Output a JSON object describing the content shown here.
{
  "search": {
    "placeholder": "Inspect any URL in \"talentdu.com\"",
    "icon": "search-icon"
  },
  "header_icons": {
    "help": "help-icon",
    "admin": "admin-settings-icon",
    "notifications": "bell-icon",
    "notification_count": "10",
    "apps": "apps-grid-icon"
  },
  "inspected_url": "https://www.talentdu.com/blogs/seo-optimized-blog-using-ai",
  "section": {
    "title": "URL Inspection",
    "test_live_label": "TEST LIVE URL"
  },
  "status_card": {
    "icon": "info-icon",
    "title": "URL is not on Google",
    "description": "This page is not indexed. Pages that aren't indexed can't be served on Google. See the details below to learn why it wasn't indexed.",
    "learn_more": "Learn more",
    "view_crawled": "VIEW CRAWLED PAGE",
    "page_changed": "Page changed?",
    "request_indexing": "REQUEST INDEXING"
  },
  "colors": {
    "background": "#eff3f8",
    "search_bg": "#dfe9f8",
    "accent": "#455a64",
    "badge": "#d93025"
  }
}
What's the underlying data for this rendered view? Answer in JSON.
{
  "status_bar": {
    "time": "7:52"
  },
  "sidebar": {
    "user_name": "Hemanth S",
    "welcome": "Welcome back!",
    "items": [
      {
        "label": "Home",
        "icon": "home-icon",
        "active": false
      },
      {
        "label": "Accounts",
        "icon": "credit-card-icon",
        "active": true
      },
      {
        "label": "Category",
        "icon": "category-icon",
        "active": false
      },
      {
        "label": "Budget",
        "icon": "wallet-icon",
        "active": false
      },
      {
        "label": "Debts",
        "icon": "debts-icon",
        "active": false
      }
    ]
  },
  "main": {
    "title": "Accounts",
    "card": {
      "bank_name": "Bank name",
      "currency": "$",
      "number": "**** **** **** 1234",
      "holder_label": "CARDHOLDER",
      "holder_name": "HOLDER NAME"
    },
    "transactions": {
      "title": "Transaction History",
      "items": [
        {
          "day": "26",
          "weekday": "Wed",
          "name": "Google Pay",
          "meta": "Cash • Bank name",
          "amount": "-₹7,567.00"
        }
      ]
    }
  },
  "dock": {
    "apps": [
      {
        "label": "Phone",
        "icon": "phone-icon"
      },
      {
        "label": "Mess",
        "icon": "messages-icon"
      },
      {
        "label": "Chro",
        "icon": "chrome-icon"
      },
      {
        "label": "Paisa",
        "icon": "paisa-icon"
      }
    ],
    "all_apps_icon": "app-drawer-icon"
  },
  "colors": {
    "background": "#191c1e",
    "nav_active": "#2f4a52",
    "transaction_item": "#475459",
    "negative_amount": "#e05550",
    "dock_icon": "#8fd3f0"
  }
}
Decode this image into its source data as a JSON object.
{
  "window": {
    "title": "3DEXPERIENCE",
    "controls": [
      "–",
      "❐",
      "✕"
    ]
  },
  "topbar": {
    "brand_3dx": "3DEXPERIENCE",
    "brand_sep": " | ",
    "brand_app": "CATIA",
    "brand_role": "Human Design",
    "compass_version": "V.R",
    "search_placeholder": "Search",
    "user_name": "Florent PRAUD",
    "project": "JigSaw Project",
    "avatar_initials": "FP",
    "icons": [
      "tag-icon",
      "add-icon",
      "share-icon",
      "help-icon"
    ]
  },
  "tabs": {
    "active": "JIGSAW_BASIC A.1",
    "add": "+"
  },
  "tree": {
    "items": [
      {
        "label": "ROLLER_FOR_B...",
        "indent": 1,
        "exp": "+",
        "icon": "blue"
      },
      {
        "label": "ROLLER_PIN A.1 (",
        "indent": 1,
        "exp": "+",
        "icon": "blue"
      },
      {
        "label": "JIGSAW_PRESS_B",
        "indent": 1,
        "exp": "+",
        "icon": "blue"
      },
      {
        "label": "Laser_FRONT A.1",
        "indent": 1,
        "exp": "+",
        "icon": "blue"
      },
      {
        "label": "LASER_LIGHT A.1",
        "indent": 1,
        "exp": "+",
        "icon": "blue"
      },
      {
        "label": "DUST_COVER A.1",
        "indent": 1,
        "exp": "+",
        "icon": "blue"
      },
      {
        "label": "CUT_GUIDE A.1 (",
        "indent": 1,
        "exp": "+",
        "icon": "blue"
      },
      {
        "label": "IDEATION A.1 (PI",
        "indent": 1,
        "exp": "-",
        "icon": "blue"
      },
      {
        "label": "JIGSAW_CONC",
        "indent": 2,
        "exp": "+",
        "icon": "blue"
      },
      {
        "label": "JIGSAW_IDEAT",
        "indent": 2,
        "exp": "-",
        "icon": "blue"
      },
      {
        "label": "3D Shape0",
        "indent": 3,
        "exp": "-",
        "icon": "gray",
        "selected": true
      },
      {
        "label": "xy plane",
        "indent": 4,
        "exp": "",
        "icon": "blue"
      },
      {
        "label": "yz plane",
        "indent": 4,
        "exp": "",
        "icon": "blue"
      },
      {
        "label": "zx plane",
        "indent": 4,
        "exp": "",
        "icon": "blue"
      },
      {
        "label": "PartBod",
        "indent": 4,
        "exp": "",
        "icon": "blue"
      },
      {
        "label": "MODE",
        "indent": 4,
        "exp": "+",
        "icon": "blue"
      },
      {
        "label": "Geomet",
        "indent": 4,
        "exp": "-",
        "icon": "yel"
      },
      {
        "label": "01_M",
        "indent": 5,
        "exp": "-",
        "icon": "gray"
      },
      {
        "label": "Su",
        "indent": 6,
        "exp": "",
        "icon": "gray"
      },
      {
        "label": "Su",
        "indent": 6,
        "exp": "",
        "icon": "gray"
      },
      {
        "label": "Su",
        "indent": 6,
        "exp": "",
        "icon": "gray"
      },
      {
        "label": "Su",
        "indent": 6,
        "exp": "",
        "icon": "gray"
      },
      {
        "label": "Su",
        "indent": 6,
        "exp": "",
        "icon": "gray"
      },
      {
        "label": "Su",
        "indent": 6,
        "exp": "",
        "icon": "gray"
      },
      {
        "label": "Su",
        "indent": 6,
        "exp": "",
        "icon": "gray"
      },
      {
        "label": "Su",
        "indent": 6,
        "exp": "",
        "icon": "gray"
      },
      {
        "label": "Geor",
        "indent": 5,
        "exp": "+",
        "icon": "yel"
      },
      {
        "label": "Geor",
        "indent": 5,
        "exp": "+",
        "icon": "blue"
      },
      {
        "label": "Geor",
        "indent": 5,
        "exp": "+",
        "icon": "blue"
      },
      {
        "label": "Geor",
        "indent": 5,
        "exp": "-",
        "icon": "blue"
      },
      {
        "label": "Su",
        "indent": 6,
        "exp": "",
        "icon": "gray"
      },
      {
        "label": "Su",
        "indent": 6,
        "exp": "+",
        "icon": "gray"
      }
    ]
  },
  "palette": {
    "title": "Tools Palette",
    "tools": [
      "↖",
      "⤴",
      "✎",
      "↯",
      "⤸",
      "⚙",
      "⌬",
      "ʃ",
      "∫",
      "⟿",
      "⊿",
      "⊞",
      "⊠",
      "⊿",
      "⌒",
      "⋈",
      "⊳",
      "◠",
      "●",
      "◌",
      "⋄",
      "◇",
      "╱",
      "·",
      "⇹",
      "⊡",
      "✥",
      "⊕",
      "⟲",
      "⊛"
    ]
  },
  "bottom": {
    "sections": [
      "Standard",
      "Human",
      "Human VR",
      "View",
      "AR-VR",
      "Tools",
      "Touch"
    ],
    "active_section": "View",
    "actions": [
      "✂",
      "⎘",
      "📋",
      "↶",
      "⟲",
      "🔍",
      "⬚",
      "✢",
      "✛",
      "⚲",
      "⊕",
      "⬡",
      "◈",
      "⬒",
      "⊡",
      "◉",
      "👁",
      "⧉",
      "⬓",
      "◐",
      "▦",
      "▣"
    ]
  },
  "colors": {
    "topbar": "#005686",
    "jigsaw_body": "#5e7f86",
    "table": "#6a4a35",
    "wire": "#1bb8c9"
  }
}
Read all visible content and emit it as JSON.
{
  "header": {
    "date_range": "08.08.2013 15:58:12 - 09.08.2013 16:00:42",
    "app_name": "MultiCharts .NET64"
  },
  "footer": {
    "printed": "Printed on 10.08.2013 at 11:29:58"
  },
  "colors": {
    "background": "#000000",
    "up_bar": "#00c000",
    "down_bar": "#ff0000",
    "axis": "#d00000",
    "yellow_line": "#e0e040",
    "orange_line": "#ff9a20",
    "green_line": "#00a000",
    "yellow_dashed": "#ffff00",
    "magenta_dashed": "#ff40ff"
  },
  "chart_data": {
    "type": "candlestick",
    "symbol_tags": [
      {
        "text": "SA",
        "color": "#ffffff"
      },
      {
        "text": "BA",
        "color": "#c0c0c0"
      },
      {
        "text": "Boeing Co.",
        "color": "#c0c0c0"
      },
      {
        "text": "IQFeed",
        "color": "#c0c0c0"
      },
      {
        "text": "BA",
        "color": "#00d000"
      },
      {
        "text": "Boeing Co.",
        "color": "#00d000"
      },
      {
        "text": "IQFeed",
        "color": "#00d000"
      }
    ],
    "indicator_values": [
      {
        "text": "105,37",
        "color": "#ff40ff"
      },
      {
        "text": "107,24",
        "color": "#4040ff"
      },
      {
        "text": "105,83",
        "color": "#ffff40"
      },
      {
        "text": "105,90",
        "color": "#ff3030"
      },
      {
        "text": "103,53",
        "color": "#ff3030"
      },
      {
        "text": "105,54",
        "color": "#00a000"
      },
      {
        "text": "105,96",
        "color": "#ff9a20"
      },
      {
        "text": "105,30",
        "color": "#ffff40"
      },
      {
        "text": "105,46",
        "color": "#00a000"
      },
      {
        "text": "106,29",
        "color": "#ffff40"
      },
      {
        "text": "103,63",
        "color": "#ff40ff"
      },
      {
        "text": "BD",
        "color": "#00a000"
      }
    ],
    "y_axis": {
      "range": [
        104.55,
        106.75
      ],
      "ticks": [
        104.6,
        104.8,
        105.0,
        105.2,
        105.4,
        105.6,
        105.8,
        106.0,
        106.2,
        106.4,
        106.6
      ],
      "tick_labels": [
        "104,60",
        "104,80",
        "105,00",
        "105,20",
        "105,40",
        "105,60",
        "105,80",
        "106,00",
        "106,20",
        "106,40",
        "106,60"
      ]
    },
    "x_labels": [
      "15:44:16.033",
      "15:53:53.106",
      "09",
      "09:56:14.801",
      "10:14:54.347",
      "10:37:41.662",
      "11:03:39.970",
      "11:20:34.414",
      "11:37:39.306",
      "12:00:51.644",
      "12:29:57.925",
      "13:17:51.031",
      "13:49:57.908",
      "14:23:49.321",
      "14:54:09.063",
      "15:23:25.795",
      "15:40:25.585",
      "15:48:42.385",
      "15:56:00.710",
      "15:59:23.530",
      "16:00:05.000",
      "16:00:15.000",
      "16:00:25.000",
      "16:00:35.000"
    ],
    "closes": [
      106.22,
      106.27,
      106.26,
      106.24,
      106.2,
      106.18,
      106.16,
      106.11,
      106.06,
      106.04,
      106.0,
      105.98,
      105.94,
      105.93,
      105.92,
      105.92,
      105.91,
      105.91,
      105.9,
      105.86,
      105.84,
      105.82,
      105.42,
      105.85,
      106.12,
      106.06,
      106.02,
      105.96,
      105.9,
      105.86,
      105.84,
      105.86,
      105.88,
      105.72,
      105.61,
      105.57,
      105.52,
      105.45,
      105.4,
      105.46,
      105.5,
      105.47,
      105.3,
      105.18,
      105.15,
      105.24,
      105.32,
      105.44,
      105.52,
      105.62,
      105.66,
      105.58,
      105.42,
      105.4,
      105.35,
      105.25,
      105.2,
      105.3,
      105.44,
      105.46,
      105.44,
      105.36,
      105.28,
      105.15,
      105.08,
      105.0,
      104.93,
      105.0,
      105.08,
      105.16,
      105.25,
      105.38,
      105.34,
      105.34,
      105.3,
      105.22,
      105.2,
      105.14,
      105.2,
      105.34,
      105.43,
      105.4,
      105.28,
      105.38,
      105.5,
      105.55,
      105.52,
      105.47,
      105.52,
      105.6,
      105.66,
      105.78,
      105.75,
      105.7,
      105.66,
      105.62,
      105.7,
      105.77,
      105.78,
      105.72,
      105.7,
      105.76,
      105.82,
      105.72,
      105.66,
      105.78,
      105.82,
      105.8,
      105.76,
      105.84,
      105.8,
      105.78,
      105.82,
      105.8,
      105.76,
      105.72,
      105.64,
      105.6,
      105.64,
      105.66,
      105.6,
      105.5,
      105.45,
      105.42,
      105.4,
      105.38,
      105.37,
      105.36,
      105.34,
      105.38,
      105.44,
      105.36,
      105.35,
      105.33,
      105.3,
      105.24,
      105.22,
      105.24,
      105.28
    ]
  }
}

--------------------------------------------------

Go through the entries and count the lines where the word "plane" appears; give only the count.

3